Cook Book Review - How To Eat by Nigella Lawson
You settle down to watch T.V and a Nigella Lawson show is about to start, do you:
a) Press the pause button whilst you make yourself a brew and find your secret stash of dark chocolate? Because it's Queen Nigella and she'd approve of this indulgence.
b) No need to pause anything, you've been waiting for this to start since you read her twitter post 6 months ago. You've pre-ordered the book, watched her on The One Show and then bought the dress she was wearing. Because Nigella encapsulates female empowerment and looks good doing it.
c) Yawn and say " Blimey, not her again" then switch over to UK Gold. Because as much as you like a good cooking show, the close up's of Nigella licking a spoon in her £300 silk dressing gown in full glamour make up is just nauseating.
I choose a. I find her t.v shows relaxing to watch, her cooking style whimsical and I giggle at those spoon licking moments. What I've never done is bought any of her books because as lovely as she seems, her smoking hot looks and cheeky innuendos have prevented me from taking her too seriously. This year Nigella celebrates the 20th anniversary of her book "How To Eat” and according to many chefs and food writers, its the bible of cooking. I want to know what all the fuss is about.
I hold my hands up and admit how naive I was to underestimate her and without wanting to repeat what the critics have already said far more eloquently than me, it’s not just a cook book. It’s more than that, its an encyclopaedia of cookery covering all the basics and classics, its also a book you take on your morning commute. I actually read it from cover to cover like a novel. One anecdote recalls how mayonnaise was always easy to make until someone convinced her that it was difficult, and she then chastises you with the mere suggestion of mixing it with a food processor “….or it will taste just like the gluey bought stuff. And then Hell, you might as well just go out and buy it”.
The book is split into clear and useful chapters; you’ve come home late and don’t want to spend hours cooking? Turn to p167 for FAST FOOD. Are you feeling calorie conscious? P387 LOW FAT should help. Cooking for one? Go to p125 and read the chapter that begins with “Don’t knock masturbation…”. I’m also pleasantly surprised to read that although Nigella encourages us to buy the best quality produce , she doesn’t condone food snobbery, make the best with what you have - amen sister!
Now I am aware that Nigella has a cookbook dedicated to Christmas, but seeing as this is the December issue of CIBARE it feels only right to get my festive on. Even in a book that really only touches on the subject, she has most angles covered. As much as I love goose, I’m in the minority so when choosing the menu it had to be the roast turkey. This was served with Nigella’s butcher Mr Lidgate’s chestnut stuffing and cranberry and orange stuffing (yes two types), gravy made from the turkey giblets - zero waste.

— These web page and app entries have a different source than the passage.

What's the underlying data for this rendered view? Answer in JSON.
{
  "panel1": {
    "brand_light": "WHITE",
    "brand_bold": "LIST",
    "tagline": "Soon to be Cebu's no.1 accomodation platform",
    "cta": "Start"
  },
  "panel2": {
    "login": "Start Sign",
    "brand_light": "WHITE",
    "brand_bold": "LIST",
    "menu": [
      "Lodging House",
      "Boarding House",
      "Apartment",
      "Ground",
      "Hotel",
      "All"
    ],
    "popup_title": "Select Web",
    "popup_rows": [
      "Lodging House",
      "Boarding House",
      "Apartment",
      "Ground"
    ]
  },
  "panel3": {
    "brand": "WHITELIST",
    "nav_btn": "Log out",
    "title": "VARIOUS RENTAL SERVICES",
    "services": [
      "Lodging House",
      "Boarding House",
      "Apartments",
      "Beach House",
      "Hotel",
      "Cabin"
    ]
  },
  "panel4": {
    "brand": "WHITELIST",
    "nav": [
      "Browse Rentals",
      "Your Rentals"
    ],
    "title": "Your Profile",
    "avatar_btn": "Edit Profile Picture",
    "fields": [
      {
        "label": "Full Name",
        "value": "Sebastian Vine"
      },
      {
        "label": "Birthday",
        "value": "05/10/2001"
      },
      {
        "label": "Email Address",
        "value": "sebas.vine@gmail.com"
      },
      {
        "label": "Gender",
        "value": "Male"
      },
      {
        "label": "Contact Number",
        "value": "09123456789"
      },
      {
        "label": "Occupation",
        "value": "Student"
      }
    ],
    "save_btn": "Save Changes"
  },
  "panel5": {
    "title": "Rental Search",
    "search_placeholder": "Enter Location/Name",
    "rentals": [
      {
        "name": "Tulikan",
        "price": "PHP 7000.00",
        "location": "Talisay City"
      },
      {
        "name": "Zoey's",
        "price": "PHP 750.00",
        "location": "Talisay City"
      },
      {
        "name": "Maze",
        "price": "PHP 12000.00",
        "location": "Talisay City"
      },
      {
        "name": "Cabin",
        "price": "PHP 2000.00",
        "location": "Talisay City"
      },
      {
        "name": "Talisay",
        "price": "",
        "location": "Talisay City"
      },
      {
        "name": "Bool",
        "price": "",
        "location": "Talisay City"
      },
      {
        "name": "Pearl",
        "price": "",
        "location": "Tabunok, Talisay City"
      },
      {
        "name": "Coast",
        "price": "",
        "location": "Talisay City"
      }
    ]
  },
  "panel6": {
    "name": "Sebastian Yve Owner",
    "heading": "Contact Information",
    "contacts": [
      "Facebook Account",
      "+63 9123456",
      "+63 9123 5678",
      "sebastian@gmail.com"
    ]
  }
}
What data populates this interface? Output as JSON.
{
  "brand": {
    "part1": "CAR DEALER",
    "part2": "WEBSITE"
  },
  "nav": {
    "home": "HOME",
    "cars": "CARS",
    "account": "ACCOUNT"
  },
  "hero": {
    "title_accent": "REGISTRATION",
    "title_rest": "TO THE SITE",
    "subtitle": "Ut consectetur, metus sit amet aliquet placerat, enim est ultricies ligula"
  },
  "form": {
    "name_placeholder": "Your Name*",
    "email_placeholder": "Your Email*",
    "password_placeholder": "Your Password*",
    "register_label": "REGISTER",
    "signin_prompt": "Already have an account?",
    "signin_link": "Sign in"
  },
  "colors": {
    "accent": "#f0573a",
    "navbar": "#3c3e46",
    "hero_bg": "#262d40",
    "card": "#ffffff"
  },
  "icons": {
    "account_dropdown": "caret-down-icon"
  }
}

Roast potatoes, brussel sprouts with chestnuts and bread sauce “This is essential: of course it is” . Roasts are a personal thing and l quite like carrots to accompany mine, but strangely this seems to be the only thing missing in the book. No problem, I roast mine with a squeeze of maple syrup, cumin and a sprinkle of paprika.
Cooking begins at the crack of dawn. Having prepped the stuffings the night before, the bird goes into the oven for around 2.5 hours leaving me with time to peel the spuds, make the bread sauce and start on my Clementine cake. All cooking instructions are comprehensive and simple - there are no photos to accompany any of the recipes so read carefully and go with your instinct.
Guests arrive at 3pm and the food is served soon after. A top quality turkey is a huge expense but there are cheaper options, just remember that the turkey will need a lot more TLC when cooking. Baste it often and cover it with tin foil, nobody wants to eat dry meat. The chestnut stuffing was a winner, absolutely delicious but sadly the cranberry stuffing wasn’t, apart from cranberries, the other main ingredient is breadcrumbs and really thats all we could taste. The sprouts were tasty although on reflection I would have added some crispy smoked bacon to the mix, but come to think of it I think thats the whole point of this book, Nigella’s giving you a solid base to build upon. The bread sauce was delicious but needs to be eaten whilst still hot, otherwise it starts to solidify. The gravy was meaty but I couldn’t get mine to be thick enough, so I added a little cornflour and hey presto!
The desert was a beautifully simple Clementine cake that Nigellas admits is essentially a recipe by Claudia Roden, I served mine with a little whipped cream. It’s flourless, ground almonds are used instead, making this scrumptious cake rather heavy. A little slice of this goes a long way but hey, you’re supposed to feel as stuffed as the turkey you’ve eaten right?